Microsoft employee claims Windows 8 is clearly the top OS on the market
Just like a mother brags about her kids, Microsoft continues to praise Windows 8, trying to emphasize that it’s the most advanced operating system to date.Oliver Niehus, Principal Application development manager and member of the Application Experience SWAT team, said in a blog post that Windows 8’s feature list is the living proof that it’s “an impressive operating system which hadn’t been seen by the world before.”
“It’s the most feature rich client operating system so far (Windows Server 2012 has much more than the client),” he continued.
“First of all, Windows itself benefits from these features and therefore reaches a new dimension concerning security, manageability, usability, performance and much more. Furthermore it is extremely energy saving so even with older hardware battery life has been raised a lot.”
Analysts and unofficial sales figures provided by retailers across the world, however, prove otherwise.
Windows 7 remains the top choice for all those looking for a Windows computer, so Windows 8 is yet to take off, even though Microsoft has previously stated that it had sold 40 million copies in just one month.
According to data revealed by Net Applications for the week of December 2, Windows 7 remains the number one operating system on the market, with a market share of 45.82 percent. Windows 8, on the other hand, trails behind many other rivals with a share of just 1.46 percent.
Windows 8 is thus less popular than Mac OS X 10.8 and 10.6 that hold market shares of 2.13 percent and 2.03 percent, respectively.
PC builder Puget System says that 8 out of 10 buyers choose Windows 7 over Windows 8, mostly because of the shortcomings of the new OS, such as the lack of a Start button and a confusing Modern approach.
“Windows 8 arrives to a PC market of mostly satisfied Windows 7 customers.

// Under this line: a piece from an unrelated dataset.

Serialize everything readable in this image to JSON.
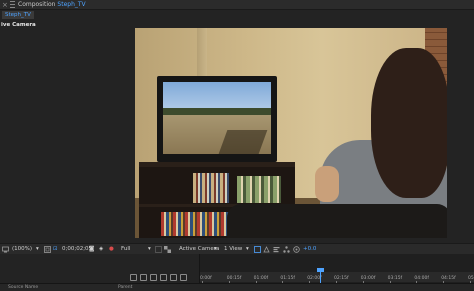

The conditions under which Windows 7 arrived differed as many Windows XP users had held off moving to Windows Vista due to lackluster reviews and various hardware compatibility issues,” Brett Nordquist of Puget Systems said.